Day four already?! Where does time fly?
By now you know that you should Be Intentional With the Process, Make Specific Goals, and Sort the Major Areas You Use FIRST. Today, we’re going to look at not getting distracted by the details. Which is hard. Really hard. I might be a big-picture thinker, but as a vintage-lovin’, artsy-fartsy, all-around creative kinda gal, the details are what bring things to life! So when I am organizing my house, I tend to latch onto my pretty mason jars and wonder what I can do with them, or I painstakingly arrange those socks in the drawer until they … are … just … right. Ahem. Like they’re gonna stay that way! But hey, they need to be perfect, right?
Wrong. Oh my goodness. Wrong.
If I waited for my entire home to be perfect before I felt like I had done what I had set out to do, down to eradicating the last dust bunny from under our entertainment system, I’d be waiting for the a loooonnng time to ever enjoy the sense of accomplishment that sorting those major areas first brings, meeting my specific goals to clean the house, and carefully approaching each task with intention and purpose.
So, while this post might piggy-back a little on yesterday’s post, it bears repeating …
Step 4: Don’t Get Distracted by Details
Yesterday I mentioned how my mom always chided me for focusing on a small task when my whole room was a disaster area and some quick picking up of laundry would make it look so much better. My alphabetizing my cassette tapes may have been a facetious comment (although as a former library worker, alphabetizing had been known to happen), but the moral of the story is still the same.
If your home is cluttered and unorganized, don’t fall into the temptation to focus on only the details. I’ve been so guilty of this. I can arrange my coffee table magazines to the absolute perfect angles (obsessive compulsive much?) while at the same time ignoring the pile of boxes people have given me for shipping from my Creative Salvage Etsy shop that need to be stored in the attic.
My theory why it is so easy for me to get lost in the details is because details are manageable. They are small. They can be accomplished in a short amount of time, so they can feel more rewarding. They also give one the sense of being in control, whereas if a home is overrun by “stuff” it is visually distracting and overwhelming to some.
Here are some helpful tips I’ve learned in my organizational journey:
- Be systematic. If you tend to get stuck focusing on one detail here and there, combat that by sticking to a plan such as cleaning and organizing from the front door to the hall and then the hall to the kitchen and the kitchen to the back door.
- Keep moving. Sort as you move from the front door to the back door, but also keep the momentum going by not sorting in a detailed way.

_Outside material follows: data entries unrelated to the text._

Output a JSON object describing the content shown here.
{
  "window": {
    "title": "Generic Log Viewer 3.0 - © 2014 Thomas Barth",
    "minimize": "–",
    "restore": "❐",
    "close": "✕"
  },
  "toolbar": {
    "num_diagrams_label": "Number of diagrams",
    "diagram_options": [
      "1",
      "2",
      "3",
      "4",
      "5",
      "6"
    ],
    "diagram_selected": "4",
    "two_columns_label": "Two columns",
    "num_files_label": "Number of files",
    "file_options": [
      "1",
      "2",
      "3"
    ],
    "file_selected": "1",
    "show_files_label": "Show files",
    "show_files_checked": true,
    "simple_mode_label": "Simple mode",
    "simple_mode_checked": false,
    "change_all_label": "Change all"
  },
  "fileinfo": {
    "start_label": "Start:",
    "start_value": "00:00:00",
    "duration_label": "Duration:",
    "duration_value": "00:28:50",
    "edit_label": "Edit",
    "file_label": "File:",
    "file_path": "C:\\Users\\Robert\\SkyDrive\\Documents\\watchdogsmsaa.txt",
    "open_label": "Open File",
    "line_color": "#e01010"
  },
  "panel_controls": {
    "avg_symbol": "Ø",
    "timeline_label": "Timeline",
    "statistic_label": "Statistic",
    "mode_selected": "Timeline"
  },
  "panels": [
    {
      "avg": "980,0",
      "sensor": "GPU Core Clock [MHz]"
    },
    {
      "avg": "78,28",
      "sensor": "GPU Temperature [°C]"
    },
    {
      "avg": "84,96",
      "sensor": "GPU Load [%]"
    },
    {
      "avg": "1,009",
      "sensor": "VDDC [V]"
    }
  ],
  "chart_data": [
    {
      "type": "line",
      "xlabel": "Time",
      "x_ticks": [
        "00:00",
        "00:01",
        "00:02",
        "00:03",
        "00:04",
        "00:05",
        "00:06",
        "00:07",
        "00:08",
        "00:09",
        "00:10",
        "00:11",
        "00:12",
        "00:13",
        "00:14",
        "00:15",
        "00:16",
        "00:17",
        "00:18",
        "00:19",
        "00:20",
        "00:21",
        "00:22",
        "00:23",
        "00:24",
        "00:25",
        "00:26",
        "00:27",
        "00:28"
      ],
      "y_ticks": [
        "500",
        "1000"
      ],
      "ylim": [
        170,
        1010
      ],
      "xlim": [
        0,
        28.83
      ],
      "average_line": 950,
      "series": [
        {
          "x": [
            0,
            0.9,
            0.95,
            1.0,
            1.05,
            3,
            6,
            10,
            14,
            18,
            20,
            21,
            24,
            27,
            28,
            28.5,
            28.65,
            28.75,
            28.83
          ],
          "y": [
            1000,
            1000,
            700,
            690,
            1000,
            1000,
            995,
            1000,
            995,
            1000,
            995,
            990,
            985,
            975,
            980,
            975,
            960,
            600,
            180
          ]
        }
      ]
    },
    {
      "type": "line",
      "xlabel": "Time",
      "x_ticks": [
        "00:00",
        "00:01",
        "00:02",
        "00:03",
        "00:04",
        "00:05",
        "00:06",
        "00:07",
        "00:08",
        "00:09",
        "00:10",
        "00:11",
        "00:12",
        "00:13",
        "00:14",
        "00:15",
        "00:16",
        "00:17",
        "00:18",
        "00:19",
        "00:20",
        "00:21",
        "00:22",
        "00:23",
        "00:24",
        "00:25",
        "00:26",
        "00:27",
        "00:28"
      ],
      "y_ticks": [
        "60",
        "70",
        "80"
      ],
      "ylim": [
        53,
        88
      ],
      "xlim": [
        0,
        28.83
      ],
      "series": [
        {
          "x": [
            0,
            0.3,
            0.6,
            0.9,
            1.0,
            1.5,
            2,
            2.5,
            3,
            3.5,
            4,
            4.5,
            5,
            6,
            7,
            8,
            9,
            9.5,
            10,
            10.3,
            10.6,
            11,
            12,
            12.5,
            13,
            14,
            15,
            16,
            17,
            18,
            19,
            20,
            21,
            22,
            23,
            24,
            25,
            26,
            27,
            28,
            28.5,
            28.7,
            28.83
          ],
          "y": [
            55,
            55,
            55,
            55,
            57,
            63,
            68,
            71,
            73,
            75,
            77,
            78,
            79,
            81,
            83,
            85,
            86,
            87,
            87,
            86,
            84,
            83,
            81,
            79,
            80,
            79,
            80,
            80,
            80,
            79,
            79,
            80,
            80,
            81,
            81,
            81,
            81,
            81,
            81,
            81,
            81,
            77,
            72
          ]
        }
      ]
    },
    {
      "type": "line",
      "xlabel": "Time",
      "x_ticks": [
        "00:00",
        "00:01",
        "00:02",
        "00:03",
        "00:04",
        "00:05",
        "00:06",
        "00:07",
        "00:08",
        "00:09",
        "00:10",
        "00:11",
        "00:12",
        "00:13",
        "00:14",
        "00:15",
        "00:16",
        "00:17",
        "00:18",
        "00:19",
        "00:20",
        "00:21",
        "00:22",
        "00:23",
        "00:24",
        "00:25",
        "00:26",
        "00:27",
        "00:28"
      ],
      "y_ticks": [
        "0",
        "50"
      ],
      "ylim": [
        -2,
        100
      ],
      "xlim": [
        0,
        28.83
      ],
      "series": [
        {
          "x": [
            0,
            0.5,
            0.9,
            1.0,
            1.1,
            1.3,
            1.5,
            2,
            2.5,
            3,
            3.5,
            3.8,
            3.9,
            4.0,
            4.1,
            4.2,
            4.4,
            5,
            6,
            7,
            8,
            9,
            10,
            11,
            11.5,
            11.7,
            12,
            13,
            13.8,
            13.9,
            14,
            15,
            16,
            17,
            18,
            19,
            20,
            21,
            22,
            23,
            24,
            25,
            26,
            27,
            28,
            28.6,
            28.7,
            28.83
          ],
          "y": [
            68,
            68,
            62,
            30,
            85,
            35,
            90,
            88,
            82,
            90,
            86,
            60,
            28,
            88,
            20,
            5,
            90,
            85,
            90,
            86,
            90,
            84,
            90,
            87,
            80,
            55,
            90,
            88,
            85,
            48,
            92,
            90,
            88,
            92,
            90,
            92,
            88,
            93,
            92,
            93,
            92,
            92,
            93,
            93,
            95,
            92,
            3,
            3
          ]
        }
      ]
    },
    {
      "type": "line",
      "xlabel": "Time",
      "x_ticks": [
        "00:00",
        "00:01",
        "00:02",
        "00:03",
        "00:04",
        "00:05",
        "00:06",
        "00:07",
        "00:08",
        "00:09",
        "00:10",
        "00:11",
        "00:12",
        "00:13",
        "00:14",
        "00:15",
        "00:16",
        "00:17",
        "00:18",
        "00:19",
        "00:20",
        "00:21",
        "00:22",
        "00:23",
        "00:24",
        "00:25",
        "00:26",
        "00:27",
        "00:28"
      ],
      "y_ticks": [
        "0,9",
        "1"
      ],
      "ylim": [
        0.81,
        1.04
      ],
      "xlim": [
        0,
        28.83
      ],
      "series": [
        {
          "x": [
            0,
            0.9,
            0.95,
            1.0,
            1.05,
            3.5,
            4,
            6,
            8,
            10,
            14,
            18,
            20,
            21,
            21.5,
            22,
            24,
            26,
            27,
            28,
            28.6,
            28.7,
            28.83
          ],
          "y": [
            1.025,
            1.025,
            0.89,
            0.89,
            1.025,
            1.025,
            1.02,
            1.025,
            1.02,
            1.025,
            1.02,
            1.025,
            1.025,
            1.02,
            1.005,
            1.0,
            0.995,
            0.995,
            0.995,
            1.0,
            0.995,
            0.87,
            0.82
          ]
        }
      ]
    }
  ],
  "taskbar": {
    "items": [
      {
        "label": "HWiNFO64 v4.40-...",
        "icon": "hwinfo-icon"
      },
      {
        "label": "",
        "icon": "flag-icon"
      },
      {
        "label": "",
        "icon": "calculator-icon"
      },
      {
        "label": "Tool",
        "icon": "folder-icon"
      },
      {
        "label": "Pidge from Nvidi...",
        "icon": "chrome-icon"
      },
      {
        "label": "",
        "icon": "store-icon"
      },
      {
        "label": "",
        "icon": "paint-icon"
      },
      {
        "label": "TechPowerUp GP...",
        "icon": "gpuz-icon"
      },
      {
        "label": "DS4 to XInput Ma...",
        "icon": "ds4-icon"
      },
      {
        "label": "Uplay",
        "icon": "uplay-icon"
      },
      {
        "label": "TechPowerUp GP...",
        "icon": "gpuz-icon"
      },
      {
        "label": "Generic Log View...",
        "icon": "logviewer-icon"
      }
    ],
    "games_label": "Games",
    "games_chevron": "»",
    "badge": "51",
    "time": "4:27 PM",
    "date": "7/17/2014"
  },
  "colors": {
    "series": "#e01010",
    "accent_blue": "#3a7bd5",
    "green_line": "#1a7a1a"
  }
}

- Use the box method. Bring five boxes: Keep, Sell, Give Away, Throw Away, Decide Later. If the item is a no-brainer that you love and use, put it in the Keep box. If you don’t use it or want it and it is in good shape and valuable, put it in the Sell box. If it is in good shape but not particularly valuable, put it in the Give Away box. If it isn’t in good shape, you don’t want it, and probably nobody else would either, put it in the Throw Away box. If it is in good shape, but you’re not sure if you can part with it, don’t prolong the decision making and hinder your progress, put it in the Decide Later box. Go through your area quickly and thoroughly, but don’t spend too much time thinking about the items or you begin to focus on those little details again and your work will be hindered.
And then … reward yourself. Enjoy some details. I didn’t say ignore them. I said don’t get lost in them. When your living room or hall or bedroom has been organized on the macro level, go ahead and drill down to the micro level. Buy a fabulous sock drawer organizer if that’s your thing (although consider the perfectly imperfect solution of having a sock drawer where you can just toss your socks–as in, you might actually stick with the process–instead of rolling and displaying them like sock sushi.)
Whether you choose to reward yourself with a nice dinner out, a manicure, a movie, or even just enjoying focusing on the details for once like I just mentioned, the point is that you are providing positive reinforcement for sticking to the job at hand. You’ve just begun to reprogram the way your brain thinks about organizing. That’s an accomplishment! Soon you will begin to associate the big projects with a similar sense of pride, control, and accomplishment that the smaller details bring. Congratulations!